cases – as almost all of the texts
gathered here indicate – in which the stakes of diplomacy, of the
quasi-diplomacy of non-governmental organizations, but also those
of geopolitics, are involved. Questions of a specifically legal nature
concerning the legality of exhumations and identifications ordered
or protected by national and international courts also arise within
this context. For this logic remains in broader terms the logic of
These three approaches – via the power of the agents, the territory, and state building – are interdependent
Corpses and mass violence: an inventory of the unthinkable
Élisabeth Anstett and Jean-Marc Dreyfus
Corpses of Deportees in Germany. In its quest for the identification
of the remains of French deportees throughout the territory of the
former Reich, the Commission exhumed and identified thousands
of corpses between 1946 and 1957, bringing a fund of unprecedented expertise into the areas of diplomacy and science.
It falls to the anthropologist to clarify in the final and frank
analyses the ethical and epistemological difficulties that give rise
to these singular objects of corpses en masse. The impacts for re
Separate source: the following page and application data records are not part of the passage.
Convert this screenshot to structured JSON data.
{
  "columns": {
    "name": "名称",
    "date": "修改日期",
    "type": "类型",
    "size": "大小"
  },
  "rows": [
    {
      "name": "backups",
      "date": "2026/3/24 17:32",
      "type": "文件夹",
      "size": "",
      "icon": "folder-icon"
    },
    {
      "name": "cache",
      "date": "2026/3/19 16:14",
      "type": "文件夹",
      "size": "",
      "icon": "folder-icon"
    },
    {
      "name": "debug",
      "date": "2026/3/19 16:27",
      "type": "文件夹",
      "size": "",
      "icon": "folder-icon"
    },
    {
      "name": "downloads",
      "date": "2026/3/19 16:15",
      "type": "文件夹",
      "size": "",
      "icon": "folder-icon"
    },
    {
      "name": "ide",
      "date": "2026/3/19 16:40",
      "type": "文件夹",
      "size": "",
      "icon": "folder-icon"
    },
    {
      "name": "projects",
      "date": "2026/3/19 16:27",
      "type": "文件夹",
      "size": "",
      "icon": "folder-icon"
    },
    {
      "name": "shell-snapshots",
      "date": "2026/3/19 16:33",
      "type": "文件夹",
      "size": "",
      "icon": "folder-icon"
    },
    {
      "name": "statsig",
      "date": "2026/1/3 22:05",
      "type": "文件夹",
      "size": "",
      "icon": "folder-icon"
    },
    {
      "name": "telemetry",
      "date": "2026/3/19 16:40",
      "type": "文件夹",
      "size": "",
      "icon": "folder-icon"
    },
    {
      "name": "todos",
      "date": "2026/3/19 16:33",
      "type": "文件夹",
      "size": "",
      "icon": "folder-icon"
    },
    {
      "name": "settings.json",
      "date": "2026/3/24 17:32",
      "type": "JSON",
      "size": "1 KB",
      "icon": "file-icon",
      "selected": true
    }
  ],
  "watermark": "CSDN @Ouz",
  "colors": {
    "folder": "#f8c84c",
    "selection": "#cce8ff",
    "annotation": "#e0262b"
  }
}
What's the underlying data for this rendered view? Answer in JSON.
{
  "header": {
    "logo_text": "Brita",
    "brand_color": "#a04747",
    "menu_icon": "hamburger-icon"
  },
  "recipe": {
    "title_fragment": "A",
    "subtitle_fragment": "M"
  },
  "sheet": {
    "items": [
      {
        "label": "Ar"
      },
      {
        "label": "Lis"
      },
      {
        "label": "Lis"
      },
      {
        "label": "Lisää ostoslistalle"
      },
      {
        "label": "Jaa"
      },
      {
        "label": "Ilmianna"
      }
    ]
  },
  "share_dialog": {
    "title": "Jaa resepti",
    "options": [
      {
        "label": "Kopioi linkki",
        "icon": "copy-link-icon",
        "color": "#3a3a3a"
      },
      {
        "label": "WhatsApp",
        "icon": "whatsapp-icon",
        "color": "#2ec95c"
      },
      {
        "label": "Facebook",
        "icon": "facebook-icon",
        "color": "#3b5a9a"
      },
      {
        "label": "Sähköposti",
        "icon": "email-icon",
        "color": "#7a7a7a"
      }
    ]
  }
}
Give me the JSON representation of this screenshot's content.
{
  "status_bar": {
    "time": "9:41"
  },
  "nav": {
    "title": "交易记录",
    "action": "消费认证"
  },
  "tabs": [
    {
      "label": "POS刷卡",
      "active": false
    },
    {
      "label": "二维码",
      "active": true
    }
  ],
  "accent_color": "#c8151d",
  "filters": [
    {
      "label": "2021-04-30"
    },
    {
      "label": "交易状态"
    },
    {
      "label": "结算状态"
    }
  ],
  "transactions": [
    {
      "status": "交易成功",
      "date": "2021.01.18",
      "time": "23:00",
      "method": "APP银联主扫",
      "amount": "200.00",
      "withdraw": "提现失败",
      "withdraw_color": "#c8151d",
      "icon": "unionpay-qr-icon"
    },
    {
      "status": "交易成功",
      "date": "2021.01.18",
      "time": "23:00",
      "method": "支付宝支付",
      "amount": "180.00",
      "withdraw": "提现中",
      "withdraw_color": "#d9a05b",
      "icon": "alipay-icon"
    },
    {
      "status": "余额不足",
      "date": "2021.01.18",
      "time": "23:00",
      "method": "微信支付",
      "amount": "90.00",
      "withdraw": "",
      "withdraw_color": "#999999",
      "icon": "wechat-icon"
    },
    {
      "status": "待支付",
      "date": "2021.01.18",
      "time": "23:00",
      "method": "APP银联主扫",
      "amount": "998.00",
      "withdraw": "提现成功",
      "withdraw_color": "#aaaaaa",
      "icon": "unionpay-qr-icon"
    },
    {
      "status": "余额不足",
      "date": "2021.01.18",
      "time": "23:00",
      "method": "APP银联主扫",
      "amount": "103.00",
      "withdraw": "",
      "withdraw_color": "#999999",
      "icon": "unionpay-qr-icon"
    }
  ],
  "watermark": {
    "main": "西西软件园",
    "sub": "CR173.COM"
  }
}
searchers and societies are considered: in
The forensic and political lives of secondary mass graves in Bosnia and Herzegovina
Admir Jugo and Sari Wastell
Trial Chamber, 27 February 2003, § 15.
D. Campbell, ‘Apartheid cartography: the political anthropology and
spatial effects of international diplomacy in Bosnia’, Political Geography,
18:4 (1999), 404.
Sentencing Judgment, Prosecutor v. Biljana Plavšić (IT-00-39&40/1-S),
UN Doc S/RES/780, Resolution 780, http://daccess-dds-ny.un.org/
(accessed 28 October 2012).
UN Doc S/1994/674/Add.2 (vol. V), Final Report of the United Nations
Commission of Experts Established Pursuant to Security Council